In the material below, find each line that contains the word "Group" and copy it.
■ ■ ■ ■
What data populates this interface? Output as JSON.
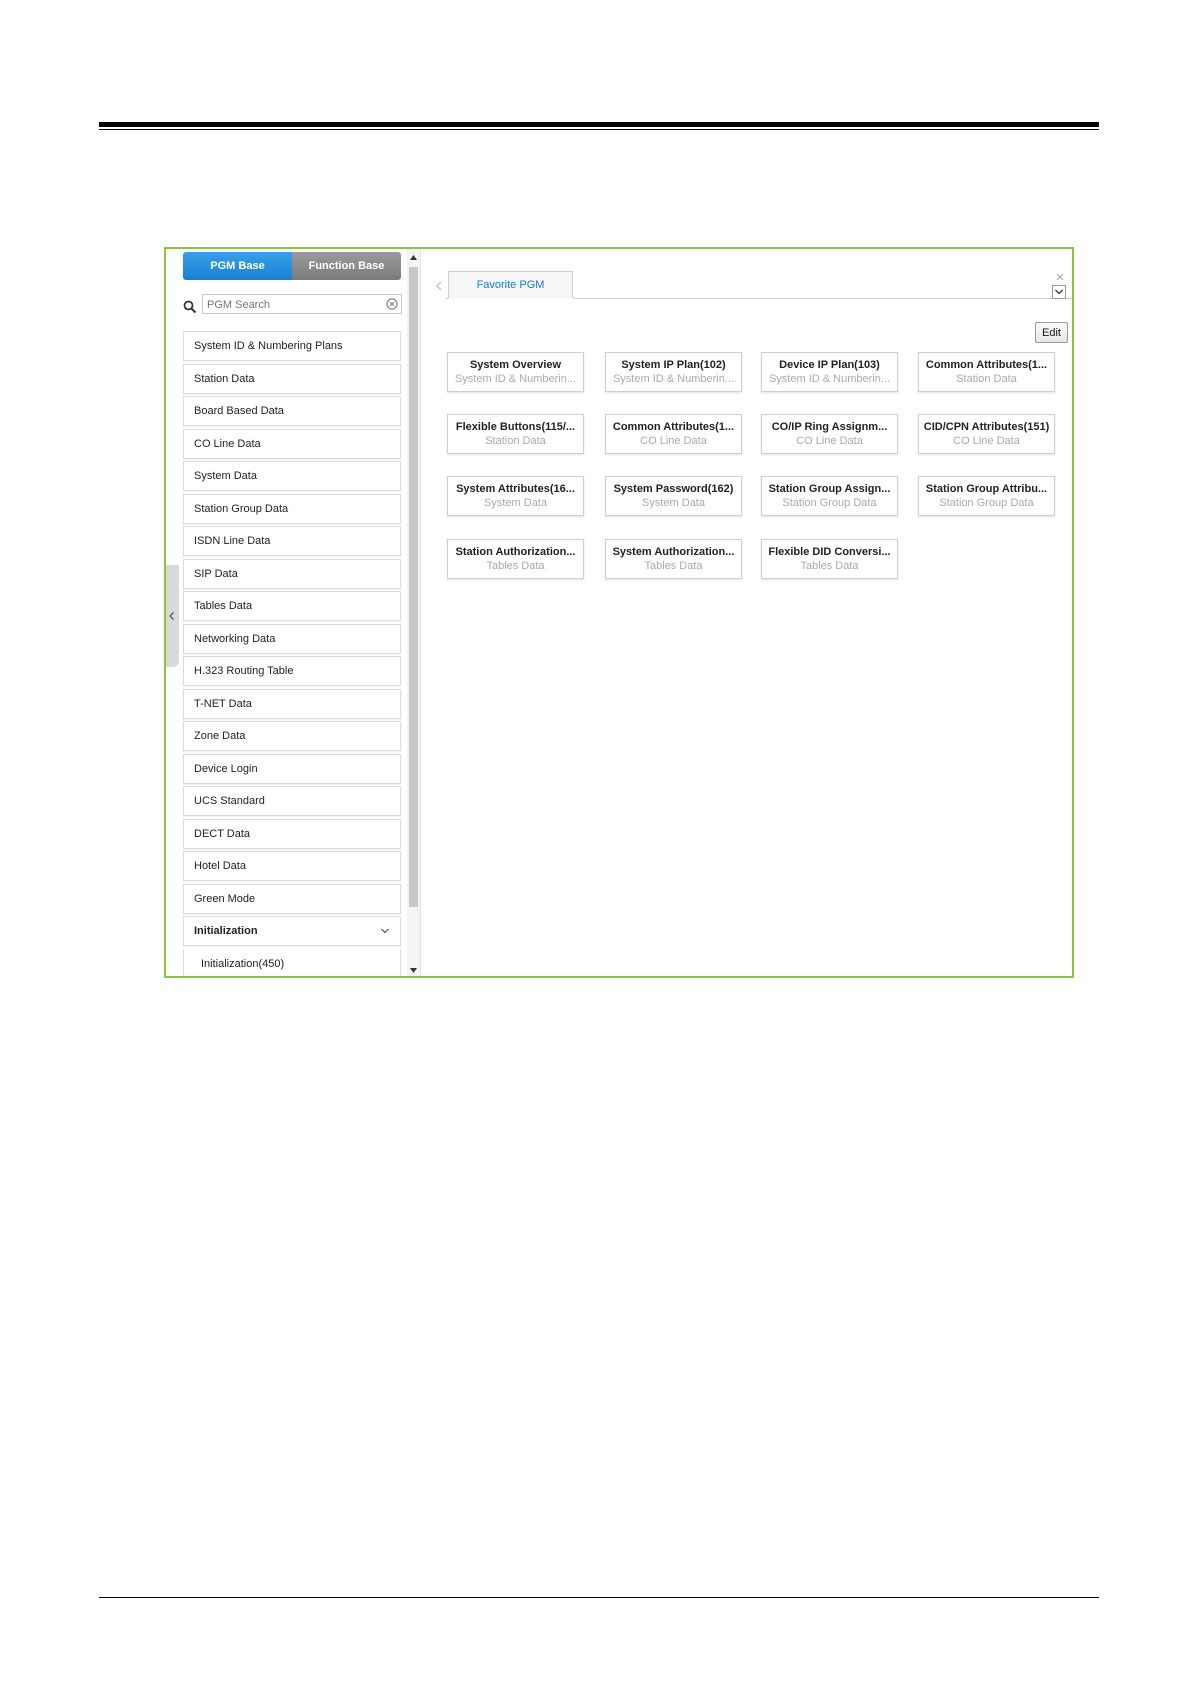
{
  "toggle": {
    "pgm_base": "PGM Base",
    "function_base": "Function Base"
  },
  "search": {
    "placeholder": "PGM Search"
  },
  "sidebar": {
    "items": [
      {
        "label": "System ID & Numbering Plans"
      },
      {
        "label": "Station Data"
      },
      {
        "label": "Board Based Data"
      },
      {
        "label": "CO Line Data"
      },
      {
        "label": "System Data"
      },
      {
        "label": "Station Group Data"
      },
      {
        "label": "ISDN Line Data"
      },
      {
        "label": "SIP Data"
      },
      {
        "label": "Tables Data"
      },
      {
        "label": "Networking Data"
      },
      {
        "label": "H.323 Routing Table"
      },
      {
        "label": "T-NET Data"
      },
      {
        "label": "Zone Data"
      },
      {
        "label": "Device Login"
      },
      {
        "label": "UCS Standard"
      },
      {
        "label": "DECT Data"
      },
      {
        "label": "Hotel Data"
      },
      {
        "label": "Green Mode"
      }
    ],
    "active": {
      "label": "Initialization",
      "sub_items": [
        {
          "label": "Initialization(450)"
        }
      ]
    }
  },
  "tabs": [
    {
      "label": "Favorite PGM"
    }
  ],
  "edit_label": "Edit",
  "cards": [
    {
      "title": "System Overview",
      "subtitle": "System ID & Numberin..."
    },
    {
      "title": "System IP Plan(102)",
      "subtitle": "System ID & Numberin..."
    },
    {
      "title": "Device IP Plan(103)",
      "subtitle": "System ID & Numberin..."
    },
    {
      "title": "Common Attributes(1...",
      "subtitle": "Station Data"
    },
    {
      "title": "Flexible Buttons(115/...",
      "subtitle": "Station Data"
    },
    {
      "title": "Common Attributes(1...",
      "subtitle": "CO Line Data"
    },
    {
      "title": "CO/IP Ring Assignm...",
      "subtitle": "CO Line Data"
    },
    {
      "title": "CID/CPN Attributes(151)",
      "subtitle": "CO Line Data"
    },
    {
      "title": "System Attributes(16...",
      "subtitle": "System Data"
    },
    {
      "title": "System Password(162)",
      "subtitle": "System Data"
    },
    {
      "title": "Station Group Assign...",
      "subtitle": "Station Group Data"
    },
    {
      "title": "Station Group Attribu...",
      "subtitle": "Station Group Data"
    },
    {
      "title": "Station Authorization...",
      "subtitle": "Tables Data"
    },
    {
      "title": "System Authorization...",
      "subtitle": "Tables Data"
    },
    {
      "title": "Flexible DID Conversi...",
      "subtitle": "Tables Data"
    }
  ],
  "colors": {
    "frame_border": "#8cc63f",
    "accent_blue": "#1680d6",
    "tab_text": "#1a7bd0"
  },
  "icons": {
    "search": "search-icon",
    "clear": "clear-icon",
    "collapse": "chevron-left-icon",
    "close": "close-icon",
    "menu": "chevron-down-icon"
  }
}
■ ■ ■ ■
• OUTPUT OF THE TASK:
        "label": "Station Group Data"
      "title": "Station Group Assign...",
      "subtitle": "Station Group Data"
      "title": "Station Group Attribu...",
      "subtitle": "Station Group Data"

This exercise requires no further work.